These are hard inquiries and rough questions. I cannot help it. I believe they are founded on Scripture truths. I remember it is written: “Therewent great multitudes with [Jesus]: and He turned, and said unto them, ‘If any man come to Me and hate not his father, and mother, and wife, and children, and brethren, and sisters, yes and his own life also, he cannot be My disciple. And whoever does not bear his cross, and come after Me, cannot be My disciple’” (Luke 14:25–27). Many, I fear, would like glory, who have no wish for grace. They would sincerely have the wages, but not the work; the harvest, but not the labor; the reaping, but not the sowing; the reward, but not the battle. But it may not be. As Bunyan says, “The bitter must go before the sweet.” If there is no cross, there will be no crown.

Regarding the Christian’s warfare, Ryle writes:

Whether we are churchmen or not, one thing is certain—this Christian warfare is a great reality and a subject of vast importance. It is not a matter like church government and ceremonial, about which men may differ, and yet reach heaven at last. Necessity is laid upon us. We must fight. There are no promises in the Lord Jesus Christ’s epistles to the seven churches, except to those who “overcome.” Where there is grace there will be conflict. The believer is a soldier. There is no holiness without a warfare. Saved souls will always be found to have fought a fight.

It is a fight of absolute necessity. Let us not think that in this war we can remain neutral and sit still. Such a line of action may be possible in the strife of nations, but it is utterly impossible in that conflict which concerns the soul. The boasted policy of non interference, the “masterly inactivity” which pleases so many statesmen, the plan of keeping quiet and letting things alone—all this will never do in the Christian warfare. Here at any rate no one can escape serving under the plea that he is “a man of peace.” To be at peace with the world, the flesh and the devil, is to be at enmity with God and in the broad way that leads to destruction. We have no choice or option. We must either fight or be lost.

It is a fight of universal necessity. No rank or class or age can plead exemption, or escape the battle. Ministers and people, preachers and hearers, old and young, high and low, rich and poor, gentle and simple, kings and subjects, landlords and tenants, learned and unlearned—all alike must carry arms and go to war. All have by nature a heart full of pride, unbelief, sloth, worldliness and sin.
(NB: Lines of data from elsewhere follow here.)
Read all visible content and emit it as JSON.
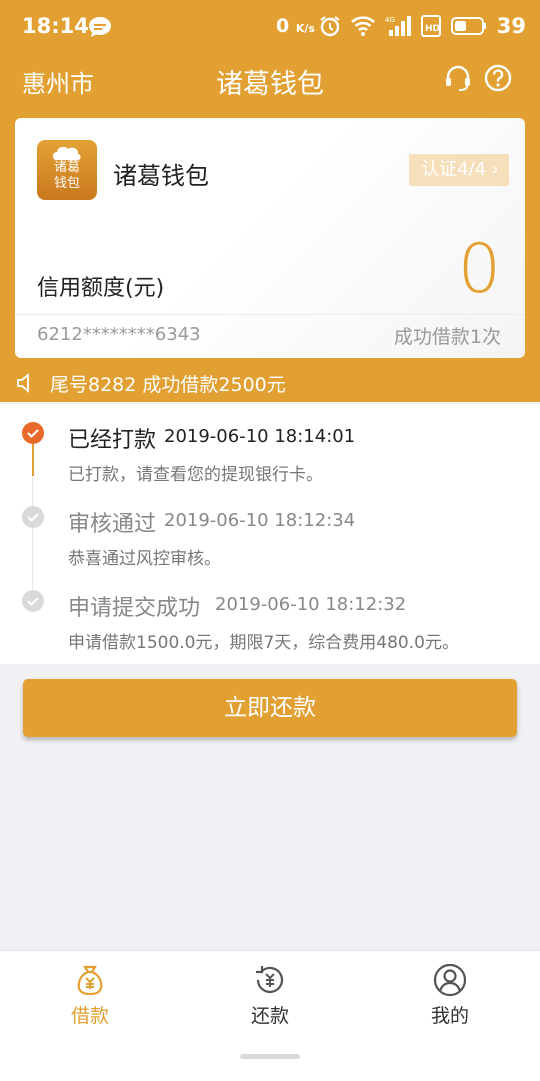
{
  "status_bar": {
    "time": "18:14",
    "net_speed": "0",
    "net_unit": "K/s",
    "battery": "39"
  },
  "nav": {
    "city": "惠州市",
    "title": "诸葛钱包"
  },
  "card": {
    "logo_text_1": "诸葛",
    "logo_text_2": "钱包",
    "name": "诸葛钱包",
    "cert_label": "认证4/4",
    "credit_label": "信用额度(元)",
    "credit_value": "0",
    "account": "6212********6343",
    "success_count": "成功借款1次"
  },
  "notice": {
    "text": "尾号8282 成功借款2500元"
  },
  "timeline": [
    {
      "title": "已经打款",
      "time": "2019-06-10 18:14:01",
      "desc": "已打款，请查看您的提现银行卡。",
      "active": true
    },
    {
      "title": "审核通过",
      "time": "2019-06-10 18:12:34",
      "desc": "恭喜通过风控审核。",
      "active": false
    },
    {
      "title": "申请提交成功",
      "time": "2019-06-10 18:12:32",
      "desc": "申请借款1500.0元，期限7天，综合费用480.0元。",
      "active": false
    }
  ],
  "repay_button": "立即还款",
  "tabs": [
    {
      "label": "借款",
      "icon": "money-bag-icon",
      "active": true
    },
    {
      "label": "还款",
      "icon": "repay-cycle-icon",
      "active": false
    },
    {
      "label": "我的",
      "icon": "user-icon",
      "active": false
    }
  ],
  "colors": {
    "accent": "#e2a033",
    "checked": "#e8692a",
    "inactive_dot": "#d4d4d4",
    "text_muted": "#777777"
  }
}
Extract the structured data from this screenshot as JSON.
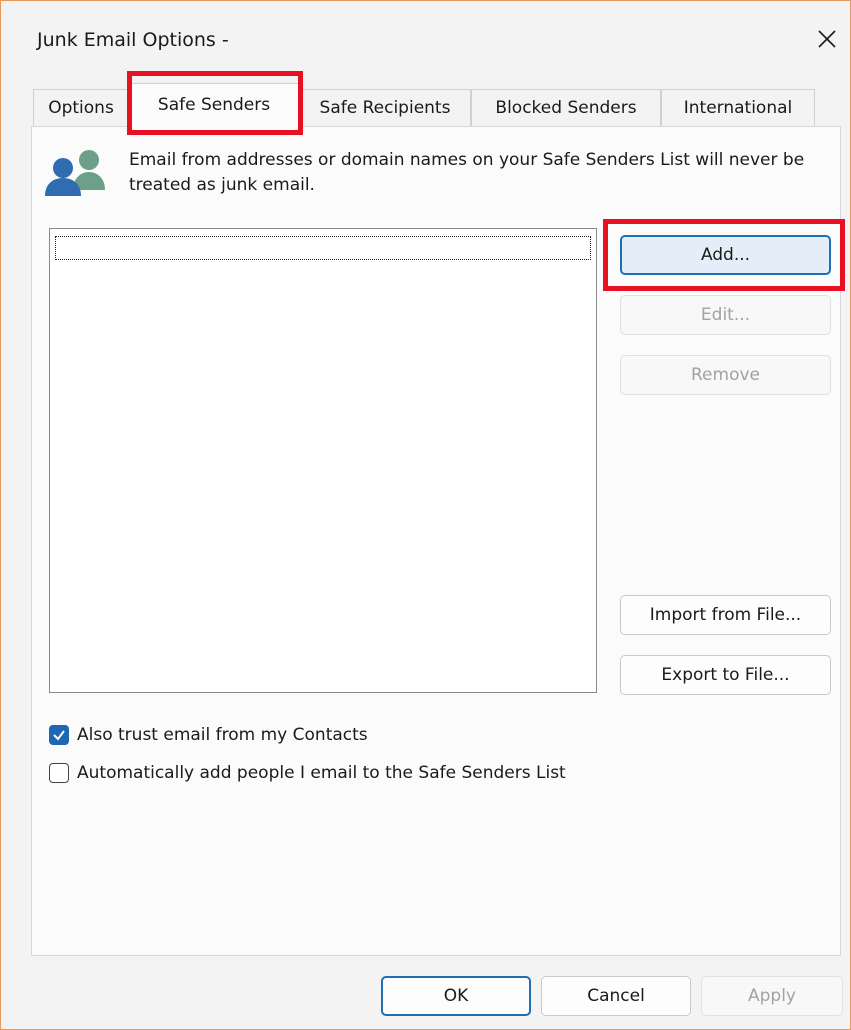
{
  "window": {
    "title": "Junk Email Options -",
    "close_glyph": "✕"
  },
  "tabs": [
    {
      "label": "Options",
      "active": false
    },
    {
      "label": "Safe Senders",
      "active": true
    },
    {
      "label": "Safe Recipients",
      "active": false
    },
    {
      "label": "Blocked Senders",
      "active": false
    },
    {
      "label": "International",
      "active": false
    }
  ],
  "panel": {
    "icon": "people-icon",
    "description": "Email from addresses or domain names on your Safe Senders List will never be treated as junk email.",
    "list_items": []
  },
  "side_buttons": {
    "add": "Add...",
    "edit": "Edit...",
    "remove": "Remove",
    "import": "Import from File...",
    "export": "Export to File..."
  },
  "options": {
    "trust_contacts": {
      "label": "Also trust email from my Contacts",
      "checked": true
    },
    "auto_add": {
      "label": "Automatically add people I email to the Safe Senders List",
      "checked": false
    }
  },
  "footer": {
    "ok": "OK",
    "cancel": "Cancel",
    "apply": "Apply"
  },
  "colors": {
    "highlight": "#e81123",
    "accent": "#1e67b4",
    "window_border": "#e79a5c"
  }
}
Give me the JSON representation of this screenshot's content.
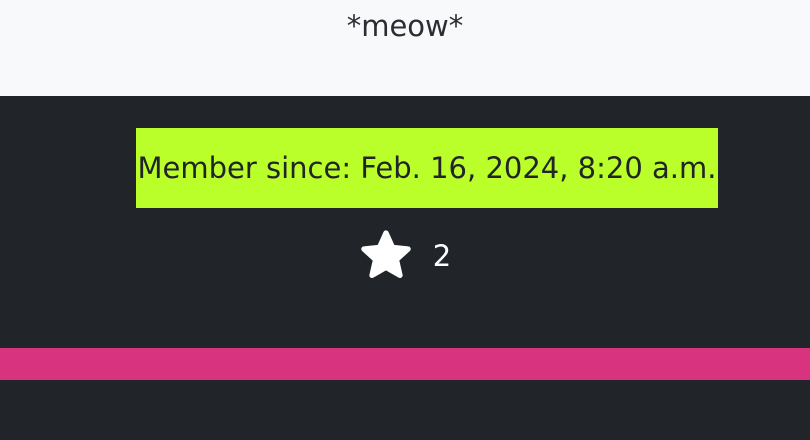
{
  "profile": {
    "bio": "*meow*",
    "member_since": "Member since: Feb. 16, 2024, 8:20 a.m.",
    "star_count": "2",
    "star_icon": "star-icon"
  },
  "colors": {
    "top_panel_bg": "#f8f9fb",
    "page_bg": "#212429",
    "badge_bg": "#baff29",
    "stripe": "#d7337f",
    "star_fill": "#ffffff"
  }
}
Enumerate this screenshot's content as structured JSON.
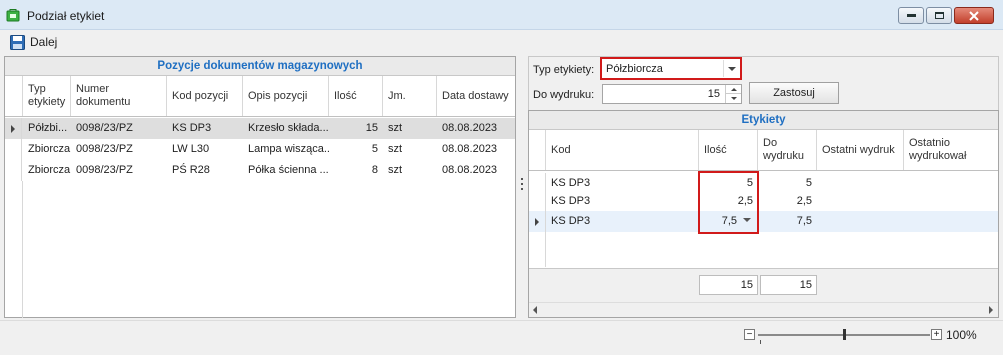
{
  "window": {
    "title": "Podział etykiet"
  },
  "toolbar": {
    "next_label": "Dalej"
  },
  "left_panel": {
    "caption": "Pozycje dokumentów magazynowych",
    "columns": [
      "Typ etykiety",
      "Numer dokumentu",
      "Kod pozycji",
      "Opis pozycji",
      "Ilość",
      "Jm.",
      "Data dostawy"
    ],
    "rows": [
      {
        "typ": "Półzbi...",
        "numer": "0098/23/PZ",
        "kod": "KS DP3",
        "opis": "Krzesło składa...",
        "ilosc": "15",
        "jm": "szt",
        "data": "08.08.2023"
      },
      {
        "typ": "Zbiorcza",
        "numer": "0098/23/PZ",
        "kod": "LW L30",
        "opis": "Lampa wisząca...",
        "ilosc": "5",
        "jm": "szt",
        "data": "08.08.2023"
      },
      {
        "typ": "Zbiorcza",
        "numer": "0098/23/PZ",
        "kod": "PŚ R28",
        "opis": "Półka ścienna ...",
        "ilosc": "8",
        "jm": "szt",
        "data": "08.08.2023"
      }
    ]
  },
  "right_panel": {
    "type_label": "Typ etykiety:",
    "type_value": "Półzbiorcza",
    "print_label": "Do wydruku:",
    "print_value": "15",
    "apply_label": "Zastosuj",
    "caption": "Etykiety",
    "columns": [
      "Kod",
      "Ilość",
      "Do wydruku",
      "Ostatni wydruk",
      "Ostatnio wydrukował"
    ],
    "rows": [
      {
        "kod": "KS DP3",
        "ilosc": "5",
        "do_wydruku": "5"
      },
      {
        "kod": "KS DP3",
        "ilosc": "2,5",
        "do_wydruku": "2,5"
      },
      {
        "kod": "KS DP3",
        "ilosc": "7,5",
        "do_wydruku": "7,5"
      }
    ],
    "totals": {
      "ilosc": "15",
      "do_wydruku": "15"
    }
  },
  "zoom": {
    "value": "100%"
  },
  "colors": {
    "caption_blue": "#1f6fc2",
    "highlight_red": "#d11a1a"
  }
}
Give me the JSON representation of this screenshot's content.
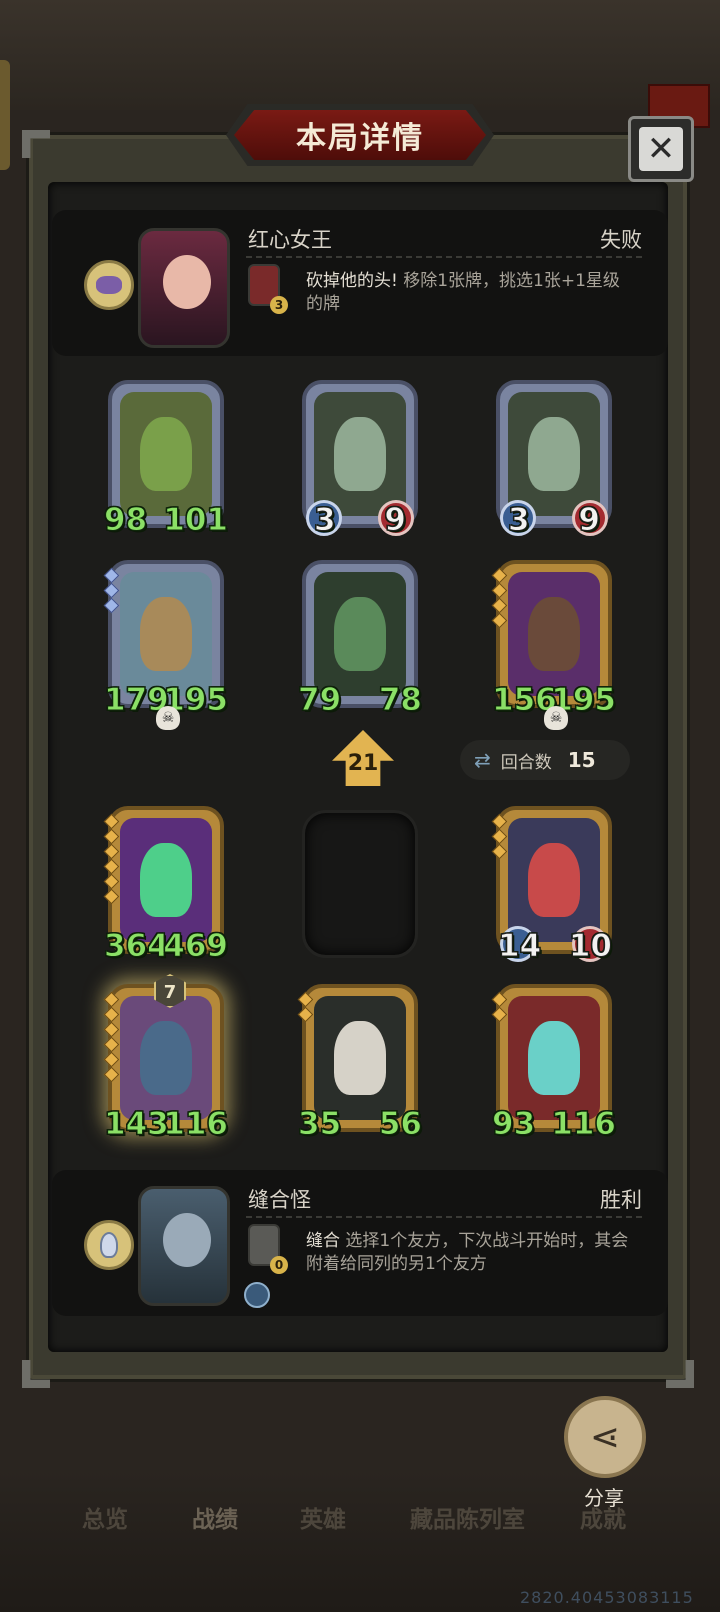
{
  "header": {
    "title": "本局详情"
  },
  "opponent": {
    "name": "红心女王",
    "result": "失败",
    "mini_badge": "3",
    "skill_name": "砍掉他的头!",
    "skill_desc": "移除1张牌，挑选1张+1星级的牌"
  },
  "player": {
    "name": "缝合怪",
    "result": "胜利",
    "mini_badge": "0",
    "skill_name": "缝合",
    "skill_desc": "选择1个友方，下次战斗开始时，其会附着给同列的另1个友方"
  },
  "opponent_board": [
    {
      "atk": "98",
      "hp": "101"
    },
    {
      "atk": "3",
      "hp": "9"
    },
    {
      "atk": "3",
      "hp": "9"
    },
    {
      "atk": "179",
      "hp": "195"
    },
    {
      "atk": "79",
      "hp": "78"
    },
    {
      "atk": "156",
      "hp": "195"
    }
  ],
  "player_board": [
    {
      "atk": "364",
      "hp": "469"
    },
    {
      "atk": "14",
      "hp": "10"
    },
    {
      "atk": "143",
      "hp": "116",
      "level": "7"
    },
    {
      "atk": "35",
      "hp": "56"
    },
    {
      "atk": "93",
      "hp": "116"
    }
  ],
  "gold_badge": "21",
  "round": {
    "label": "回合数",
    "value": "15"
  },
  "share_label": "分享",
  "nav": [
    "总览",
    "战绩",
    "英雄",
    "藏品陈列室",
    "成就"
  ],
  "build": "2820.40453083115",
  "colors": {
    "stat_green": "#8be066",
    "panel_bg": "#1c1c1a",
    "title_red": "#7a1a14"
  }
}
All are living in a world beset with snares, traps and pitfalls for the soul. All have near them a busy, restless, malicious devil. All, from the queen in her palace down to the pauper in the workhouse, all must fight, if they would be saved.

It is a fight of perpetual necessity. It admits of no breathing time, no armistice, no truce. On weekdays as well as on Sundays, in private as well as in public, at home by the family fireside as well as abroad, in little things, like management of tongue and temper, as well as in great ones, like the government of kingdoms, the Christian’s warfare must unceasingly go on. The foe we have to do with keeps no holidays, never slumbers and never sleeps. So long as we have breath in our bodies, we must keep on our armor and remember we are on an enemy’s ground. “Even on the brink of Jordan,” said a dying saint, “I find Satan nibbling at my heels.” We must fight until we die.

Let us consider well these propositions. Let us take care that our own personal religion is real, genuine and true. The saddest symptom about many so–called Christians is the utter absence of anything like conflict and fight in their Christianity. They eat, they drink, they dress, they work, they amuse themselves, they get money, they spend money, they go through a scanty round of formal religious services once or twice every week. But of the great spiritual warfare—its watchings and strugglings, its agonies and anxieties, its battles and contests—of all this they appear to know nothing at all. Let us take care that this case is not our own. The worst state of soul is when the strong man armed keeps the house, and his goods are at peace, when he leads men and women captive at his will, and they make no resistance. The worst chains are those which are neither felt nor seen by the prisoner (Luke 11:21; 2 Tim. 2:26).